* EXERCISE AIM
Scan the listing and copy each line where the word "title" is present.

*** Opening RECORDS PROVIDED ***

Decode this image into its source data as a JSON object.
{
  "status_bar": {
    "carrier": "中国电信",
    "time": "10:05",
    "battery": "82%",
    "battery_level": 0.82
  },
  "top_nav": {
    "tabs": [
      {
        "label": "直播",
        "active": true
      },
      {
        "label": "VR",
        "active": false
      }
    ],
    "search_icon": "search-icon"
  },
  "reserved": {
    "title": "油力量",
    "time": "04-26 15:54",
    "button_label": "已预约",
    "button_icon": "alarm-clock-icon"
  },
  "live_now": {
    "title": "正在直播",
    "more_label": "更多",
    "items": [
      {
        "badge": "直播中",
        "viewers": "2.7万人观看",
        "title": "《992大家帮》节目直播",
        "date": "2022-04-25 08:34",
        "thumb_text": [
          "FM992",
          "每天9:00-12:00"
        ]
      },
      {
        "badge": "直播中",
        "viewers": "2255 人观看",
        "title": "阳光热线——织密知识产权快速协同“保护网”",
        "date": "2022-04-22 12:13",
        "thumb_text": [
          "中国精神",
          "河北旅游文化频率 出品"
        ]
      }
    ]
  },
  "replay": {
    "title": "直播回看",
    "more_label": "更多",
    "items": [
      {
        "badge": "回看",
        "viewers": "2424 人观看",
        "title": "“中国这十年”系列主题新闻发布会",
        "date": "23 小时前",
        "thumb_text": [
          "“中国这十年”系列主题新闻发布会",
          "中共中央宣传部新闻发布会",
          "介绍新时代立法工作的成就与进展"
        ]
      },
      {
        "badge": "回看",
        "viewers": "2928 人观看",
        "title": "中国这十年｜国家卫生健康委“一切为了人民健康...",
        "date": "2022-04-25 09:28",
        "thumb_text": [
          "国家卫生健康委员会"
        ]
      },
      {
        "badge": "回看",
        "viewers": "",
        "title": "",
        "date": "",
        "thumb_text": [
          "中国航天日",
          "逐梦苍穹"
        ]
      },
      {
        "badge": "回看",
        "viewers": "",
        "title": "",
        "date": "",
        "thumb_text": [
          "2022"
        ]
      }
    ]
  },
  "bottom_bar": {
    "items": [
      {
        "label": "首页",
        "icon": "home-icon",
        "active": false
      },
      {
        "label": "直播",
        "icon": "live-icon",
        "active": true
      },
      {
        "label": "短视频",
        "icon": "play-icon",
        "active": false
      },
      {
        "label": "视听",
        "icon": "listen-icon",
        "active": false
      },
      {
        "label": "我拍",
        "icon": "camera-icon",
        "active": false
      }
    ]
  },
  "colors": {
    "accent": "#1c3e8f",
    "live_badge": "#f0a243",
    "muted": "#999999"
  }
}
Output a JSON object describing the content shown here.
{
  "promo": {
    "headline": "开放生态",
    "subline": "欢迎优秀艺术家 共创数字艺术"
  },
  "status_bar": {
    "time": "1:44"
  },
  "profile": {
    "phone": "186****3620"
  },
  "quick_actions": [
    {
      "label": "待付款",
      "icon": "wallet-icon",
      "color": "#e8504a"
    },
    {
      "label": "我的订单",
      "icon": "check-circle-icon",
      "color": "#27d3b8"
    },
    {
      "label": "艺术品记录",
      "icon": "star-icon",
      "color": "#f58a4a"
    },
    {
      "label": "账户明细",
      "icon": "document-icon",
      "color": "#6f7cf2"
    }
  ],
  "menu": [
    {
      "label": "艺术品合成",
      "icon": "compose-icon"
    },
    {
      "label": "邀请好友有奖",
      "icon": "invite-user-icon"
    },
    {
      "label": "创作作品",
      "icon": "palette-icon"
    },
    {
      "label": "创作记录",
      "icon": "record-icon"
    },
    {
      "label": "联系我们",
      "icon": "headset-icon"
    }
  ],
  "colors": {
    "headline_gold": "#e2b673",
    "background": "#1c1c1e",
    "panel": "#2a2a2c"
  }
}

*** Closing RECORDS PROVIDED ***

* EXERCISE RESPONSE
    "title": "油力量",
    "title": "正在直播",
        "title": "《992大家帮》节目直播",
        "title": "阳光热线——织密知识产权快速协同“保护网”",
    "title": "直播回看",
        "title": "“中国这十年”系列主题新闻发布会",
        "title": "中国这十年｜国家卫生健康委“一切为了人民健康...",
        "title": "",
        "title": "",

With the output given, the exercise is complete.